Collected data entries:
++++++++++++++++++++

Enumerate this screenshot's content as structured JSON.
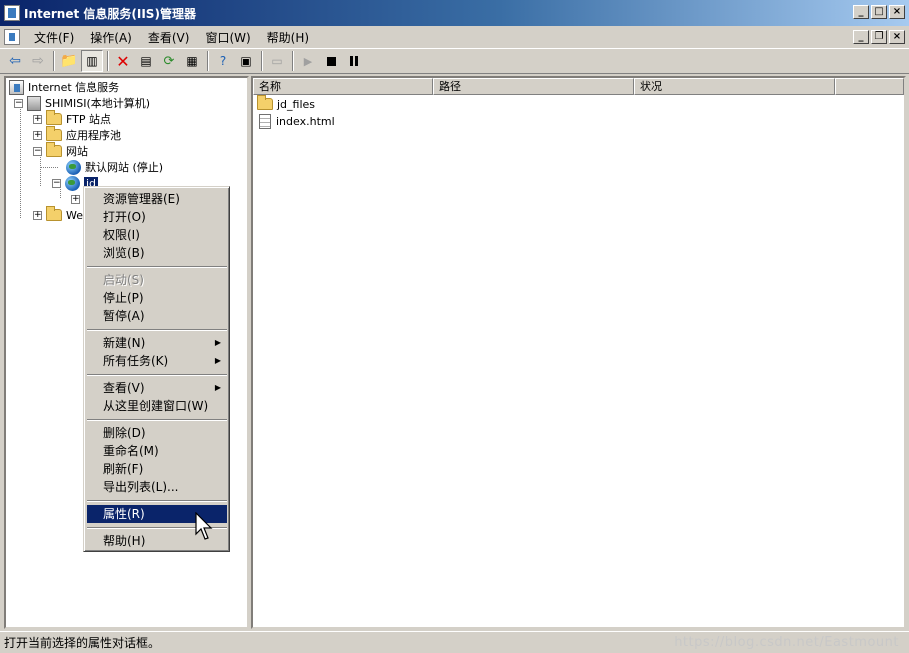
{
  "window": {
    "title": "Internet 信息服务(IIS)管理器"
  },
  "menubar": {
    "items": [
      "文件(F)",
      "操作(A)",
      "查看(V)",
      "窗口(W)",
      "帮助(H)"
    ]
  },
  "toolbar": {
    "buttons": [
      "back-icon",
      "forward-icon",
      "up-folder-icon",
      "show-tree-icon",
      "delete-icon",
      "properties-icon",
      "refresh-icon",
      "export-list-icon",
      "help-icon",
      "console-icon",
      "computer-icon",
      "start-icon",
      "stop-icon",
      "pause-icon"
    ]
  },
  "tree": {
    "root": "Internet 信息服务",
    "server": "SHIMISI(本地计算机)",
    "ftp": "FTP 站点",
    "app_pools": "应用程序池",
    "websites": "网站",
    "default_site": "默认网站 (停止)",
    "jd": "jd",
    "web_ext": "Web"
  },
  "list": {
    "columns": [
      "名称",
      "路径",
      "状况"
    ],
    "rows": [
      {
        "name": "jd_files",
        "icon": "folder-icon"
      },
      {
        "name": "index.html",
        "icon": "file-icon"
      }
    ]
  },
  "context_menu": {
    "items": [
      {
        "label": "资源管理器(E)",
        "disabled": false
      },
      {
        "label": "打开(O)",
        "disabled": false
      },
      {
        "label": "权限(I)",
        "disabled": false
      },
      {
        "label": "浏览(B)",
        "disabled": false
      },
      {
        "label": "启动(S)",
        "disabled": true
      },
      {
        "label": "停止(P)",
        "disabled": false
      },
      {
        "label": "暂停(A)",
        "disabled": false
      },
      {
        "label": "新建(N)",
        "disabled": false,
        "submenu": true
      },
      {
        "label": "所有任务(K)",
        "disabled": false,
        "submenu": true
      },
      {
        "label": "查看(V)",
        "disabled": false,
        "submenu": true
      },
      {
        "label": "从这里创建窗口(W)",
        "disabled": false
      },
      {
        "label": "删除(D)",
        "disabled": false
      },
      {
        "label": "重命名(M)",
        "disabled": false
      },
      {
        "label": "刷新(F)",
        "disabled": false
      },
      {
        "label": "导出列表(L)...",
        "disabled": false
      },
      {
        "label": "属性(R)",
        "disabled": false,
        "highlighted": true
      },
      {
        "label": "帮助(H)",
        "disabled": false
      }
    ]
  },
  "statusbar": {
    "text": "打开当前选择的属性对话框。",
    "watermark": "https://blog.csdn.net/Eastmount"
  }
}
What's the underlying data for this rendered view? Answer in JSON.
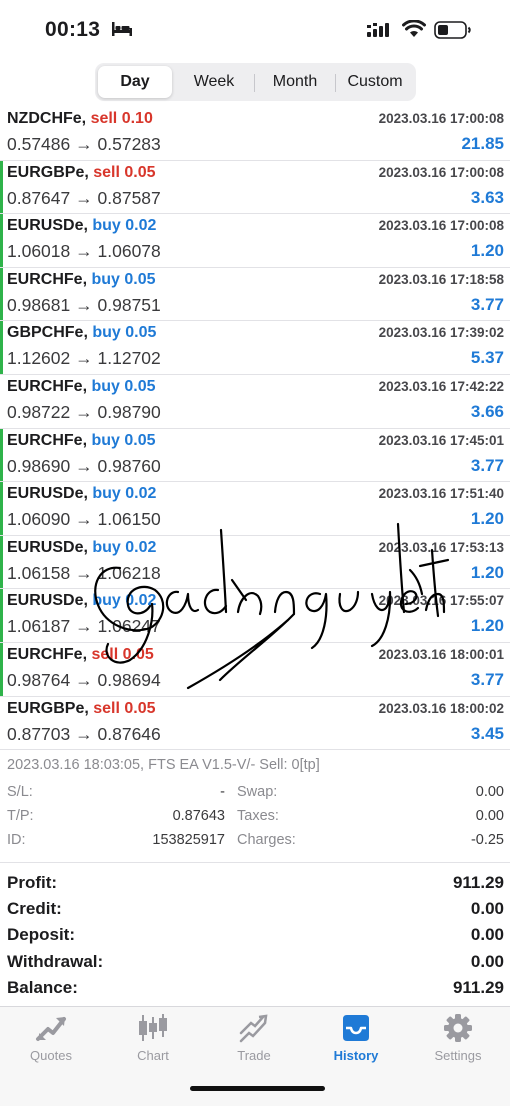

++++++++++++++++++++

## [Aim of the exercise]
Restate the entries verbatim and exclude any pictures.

## [Response below]
Enumerate this screenshot's content as structured JSON.
{
  "window": {
    "title": "Internet 信息服务(IIS)管理器"
  },
  "menubar": {
    "items": [
      "文件(F)",
      "操作(A)",
      "查看(V)",
      "窗口(W)",
      "帮助(H)"
    ]
  },
  "toolbar": {
    "buttons": [
      "back-icon",
      "forward-icon",
      "up-folder-icon",
      "show-tree-icon",
      "delete-icon",
      "properties-icon",
      "refresh-icon",
      "export-list-icon",
      "help-icon",
      "console-icon",
      "computer-icon",
      "start-icon",
      "stop-icon",
      "pause-icon"
    ]
  },
  "tree": {
    "root": "Internet 信息服务",
    "server": "SHIMISI(本地计算机)",
    "ftp": "FTP 站点",
    "app_pools": "应用程序池",
    "websites": "网站",
    "default_site": "默认网站 (停止)",
    "jd": "jd",
    "web_ext": "Web"
  },
  "list": {
    "columns": [
      "名称",
      "路径",
      "状况"
    ],
    "rows": [
      {
        "name": "jd_files",
        "icon": "folder-icon"
      },
      {
        "name": "index.html",
        "icon": "file-icon"
      }
    ]
  },
  "context_menu": {
    "items": [
      {
        "label": "资源管理器(E)",
        "disabled": false
      },
      {
        "label": "打开(O)",
        "disabled": false
      },
      {
        "label": "权限(I)",
        "disabled": false
      },
      {
        "label": "浏览(B)",
        "disabled": false
      },
      {
        "label": "启动(S)",
        "disabled": true
      },
      {
        "label": "停止(P)",
        "disabled": false
      },
      {
        "label": "暂停(A)",
        "disabled": false
      },
      {
        "label": "新建(N)",
        "disabled": false,
        "submenu": true
      },
      {
        "label": "所有任务(K)",
        "disabled": false,
        "submenu": true
      },
      {
        "label": "查看(V)",
        "disabled": false,
        "submenu": true
      },
      {
        "label": "从这里创建窗口(W)",
        "disabled": false
      },
      {
        "label": "删除(D)",
        "disabled": false
      },
      {
        "label": "重命名(M)",
        "disabled": false
      },
      {
        "label": "刷新(F)",
        "disabled": false
      },
      {
        "label": "导出列表(L)...",
        "disabled": false
      },
      {
        "label": "属性(R)",
        "disabled": false,
        "highlighted": true
      },
      {
        "label": "帮助(H)",
        "disabled": false
      }
    ]
  },
  "statusbar": {
    "text": "打开当前选择的属性对话框。",
    "watermark": "https://blog.csdn.net/Eastmount"
  }
}
What's the underlying data for this rendered view? Answer in JSON.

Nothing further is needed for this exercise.